An attractive but restrained round of British teenage fumblings and wartime exigencies centering on Barry Bowen, a tentative boarding-school bystander moved to the fore by circumstance and a typically vulnerable sensibility. Anti-Americanism pervades WW II Cambridge, thoughts of sex and headmaster-revenge absorb the students (a well-done lot), and plans for sex or survival preoccupy the teachers and airmen--except for Lt. Rickerts, devastated by a friend's death in a B. 17 crash. That friend's fiancÉe was Head Girl at the school and a special friend of Barry, who's now teased by bullying friends and then sexually consoled by admiring Avril. He's also puzzling over the assorted inadequacies of the adults around him: me-first parents, outcast teachers, a monster headmaster, and the headmaster's daughter, a trapped woman who secretly sees the American lieutenant. That is, until he escalates his search for an exit from the war. The several relationships overlap easily, but occasionally summary remarks intrude and diminish the tension.

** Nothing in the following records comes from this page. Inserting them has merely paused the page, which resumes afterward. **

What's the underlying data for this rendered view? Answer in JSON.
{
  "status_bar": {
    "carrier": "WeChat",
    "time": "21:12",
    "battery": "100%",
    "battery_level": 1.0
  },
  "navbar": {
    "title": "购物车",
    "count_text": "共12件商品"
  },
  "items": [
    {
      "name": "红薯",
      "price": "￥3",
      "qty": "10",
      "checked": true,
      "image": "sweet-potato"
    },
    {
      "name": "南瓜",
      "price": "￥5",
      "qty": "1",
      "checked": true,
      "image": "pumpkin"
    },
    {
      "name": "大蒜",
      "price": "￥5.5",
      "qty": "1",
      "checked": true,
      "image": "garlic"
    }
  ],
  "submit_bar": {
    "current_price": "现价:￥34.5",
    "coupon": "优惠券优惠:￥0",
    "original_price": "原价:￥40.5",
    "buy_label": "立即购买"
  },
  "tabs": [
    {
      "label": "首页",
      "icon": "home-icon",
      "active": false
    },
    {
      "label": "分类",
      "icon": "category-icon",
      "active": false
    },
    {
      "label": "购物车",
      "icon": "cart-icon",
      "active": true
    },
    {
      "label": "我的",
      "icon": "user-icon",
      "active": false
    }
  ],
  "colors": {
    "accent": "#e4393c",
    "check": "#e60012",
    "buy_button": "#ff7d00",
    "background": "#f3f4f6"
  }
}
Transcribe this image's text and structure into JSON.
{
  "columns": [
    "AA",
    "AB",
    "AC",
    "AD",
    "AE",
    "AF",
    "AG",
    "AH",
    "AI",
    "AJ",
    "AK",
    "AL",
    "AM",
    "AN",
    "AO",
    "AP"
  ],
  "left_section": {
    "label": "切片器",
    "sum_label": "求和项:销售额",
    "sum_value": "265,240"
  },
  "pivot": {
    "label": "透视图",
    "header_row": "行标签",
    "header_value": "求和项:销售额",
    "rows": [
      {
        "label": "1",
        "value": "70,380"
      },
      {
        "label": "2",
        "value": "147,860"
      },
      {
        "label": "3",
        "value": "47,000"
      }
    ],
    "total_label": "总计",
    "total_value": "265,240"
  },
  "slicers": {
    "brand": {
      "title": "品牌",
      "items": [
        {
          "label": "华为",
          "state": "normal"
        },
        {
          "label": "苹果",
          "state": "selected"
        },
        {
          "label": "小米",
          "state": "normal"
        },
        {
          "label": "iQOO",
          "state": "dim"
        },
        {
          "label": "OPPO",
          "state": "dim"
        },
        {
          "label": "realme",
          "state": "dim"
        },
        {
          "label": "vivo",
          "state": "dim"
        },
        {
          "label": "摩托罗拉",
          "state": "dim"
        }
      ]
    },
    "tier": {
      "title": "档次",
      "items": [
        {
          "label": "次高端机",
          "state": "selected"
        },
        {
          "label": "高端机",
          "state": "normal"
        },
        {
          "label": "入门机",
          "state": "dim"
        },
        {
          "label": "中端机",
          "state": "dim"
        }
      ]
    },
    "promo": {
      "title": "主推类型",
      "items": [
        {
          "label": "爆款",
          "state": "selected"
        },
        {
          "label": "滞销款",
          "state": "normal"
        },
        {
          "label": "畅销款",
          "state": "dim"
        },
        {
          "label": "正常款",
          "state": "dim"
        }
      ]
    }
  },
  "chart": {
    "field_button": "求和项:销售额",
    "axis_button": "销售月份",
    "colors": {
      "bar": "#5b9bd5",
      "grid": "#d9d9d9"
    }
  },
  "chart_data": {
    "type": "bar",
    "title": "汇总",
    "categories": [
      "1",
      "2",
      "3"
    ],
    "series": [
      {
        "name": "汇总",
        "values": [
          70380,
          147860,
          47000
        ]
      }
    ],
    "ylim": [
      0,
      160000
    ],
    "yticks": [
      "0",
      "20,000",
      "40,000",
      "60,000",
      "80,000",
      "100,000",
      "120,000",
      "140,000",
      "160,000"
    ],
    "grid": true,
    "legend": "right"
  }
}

Too bad the title's such a dud--the story's somewhat tonier.

Pub Date: March 29th, 1978
Publisher: St. Martin's